The Forest Service has requested comments on the authorization of the ACP on National Forest lands and on the proposed amendments of the Land and Resource Management Plans (LRMPs) that would allow the ACP to be constructed across the Monongahela and George Washington National Forests.
Comments to the Forest Service regarding the authorization of the ACP through National Forest Lands and the proposed amendments to the LRMPs for the Monongahela and George Washington National Forests need to be submitted to FERC. You can file comments online using FERC’s eComment feature (for brief, text-only comments) or eFiling feature (for longer comments). You can also mail comments to FERC at the address below:
Nathaniel J. Davis, Sr., Deputy Secretary
Federal Energy Regulatory Commission
888 First Street NE, Room 1A

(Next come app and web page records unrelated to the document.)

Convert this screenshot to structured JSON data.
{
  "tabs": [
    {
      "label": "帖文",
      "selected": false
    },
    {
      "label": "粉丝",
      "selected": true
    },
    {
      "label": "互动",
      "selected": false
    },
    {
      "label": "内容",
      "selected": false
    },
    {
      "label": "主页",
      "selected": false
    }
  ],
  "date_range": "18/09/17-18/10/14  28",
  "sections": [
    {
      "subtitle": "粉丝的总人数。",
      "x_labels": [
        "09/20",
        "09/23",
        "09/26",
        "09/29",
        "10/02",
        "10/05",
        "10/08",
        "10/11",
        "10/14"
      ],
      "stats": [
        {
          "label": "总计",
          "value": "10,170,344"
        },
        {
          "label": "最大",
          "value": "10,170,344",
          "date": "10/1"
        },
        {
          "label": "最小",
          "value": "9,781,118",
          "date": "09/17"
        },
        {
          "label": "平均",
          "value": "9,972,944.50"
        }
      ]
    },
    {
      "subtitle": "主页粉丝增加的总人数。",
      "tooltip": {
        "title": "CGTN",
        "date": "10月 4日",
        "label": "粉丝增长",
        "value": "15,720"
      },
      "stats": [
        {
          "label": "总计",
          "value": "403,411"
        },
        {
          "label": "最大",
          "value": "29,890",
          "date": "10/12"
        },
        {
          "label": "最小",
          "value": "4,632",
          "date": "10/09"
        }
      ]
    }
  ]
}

Washington, DC 20426
As always, remember to include the ACP’s project docket number when submitting comments to FERC: CP15-554-000. Comments are due by April 10, 2017.
In order for the ACP to be built across National Forest lands, the Forest Service would need to authorize the pipeline crossing, issue a special use permit, and amend the LRMPs for both National Forests, as the current LRMPs do not permit such large-scale infrastructure construction. Amendments to the LMRPs would allow the ACP to exceed current Forest Service standards for soils and water, cross the Appalachian trail, remove old growth trees, fail to meet current Scenic Integrity Objectives, and construct access roads in the National Forests. For more information about the specific amendments to the LRMPs for the National Forests, please see the Federal Energy Regulatory Commission’s (FERC’s) Notice of Availability of the Draft Environmental Impact Statement (DEIS) for the ACP.
For background on Forest Service frustrations with Dominions incomplete and evasive answers to their questions, see the February 22, 2017 letter to Monongahela Forest supervisor Clyde Thompson from James Thompson, a West Virginia University professor and specialist in soils and land use who has been contracted by the Forest Service as a third-party reviewer for the pipeline project, discusses in detail Dominion’s failures.